Published by The Write Place on 08/2018
What is a better crime fiction novel where a crime revolves around not the detective who tries to fit pieces in a puzzle? A book that focuses on the crime, it’s after effects and the turmoil every individual involved goes through. Such is a book written by Suraj Laxminarayanan called Elephants in the Room.
Set in Chennai this book is the debut of Suraj Laxminarayanan in the world of crime fiction. The plot revolves around a bank heist that leads to the story of three gangs coming face to face as the events in this book unfold. A group of friends plans a bank robbery which they think to be foolproof. They get into every detail and leave nothing out of their blueprint. It is kind of an Oceans’ 11 but here only 5 members are the mastermind behind it. They try to start their careers as robbers by mugging pedestrians to get hands-on experience.

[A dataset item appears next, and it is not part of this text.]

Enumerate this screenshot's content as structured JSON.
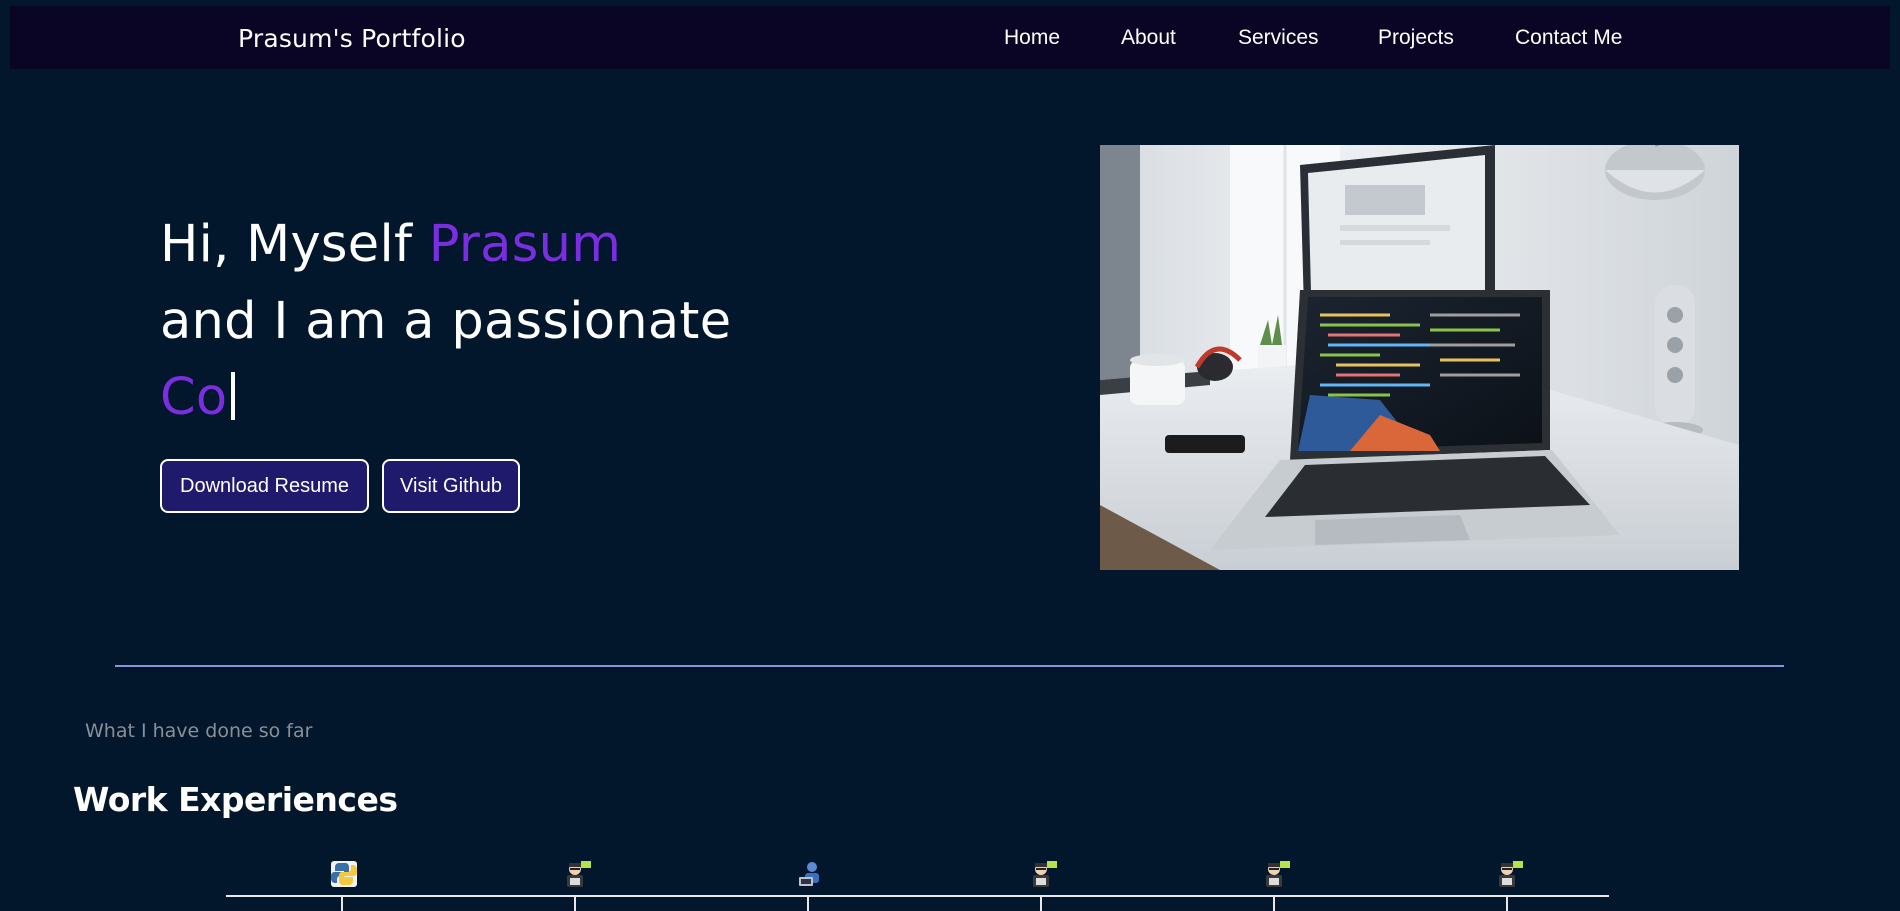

Things get interesting when another gang of robbers who have already established roots in the crime decides to rob the same bank on the same day with heavy weaponry. Bonds are developed among criminals but as they say, there is no honor among thieves, things get ugly.
The storyline is a long one, written in more 590 pages, it intelligently unfolds every event and the reason behind the action taken which helps a reader like me to develop perspective. This also keeps it interesting until the end. The theme does not only revolves around the crime that is committed but every emotion exposure each character go through which leads to a thrilling drama that is lightened by occasional comic moments.
I never expected this novel to be a thrilling one. The plot did sound interesting at the start and looking at the length of the book, I did wonder how the author will reach the conclusion of this tale which is full of twists and turns. He is imagination and construction of plot did exceed my expectations and so did his writing style. Written from a third person’s narrative there is not a single element I could find the can be said as a dragging one. He even provides insight into Chennai’s culture and its geography which I am nothing but unfamiliar. The characterization could have been better but I do not solely blame the author since there is a huge cast to manage.
This book is an attraction for crime readers as it does not follow a traditional path of the subgenre but tries to redefine the perspective both of the reader and the writer because of its highly appreciable and well-organized plot.
4 out of 5!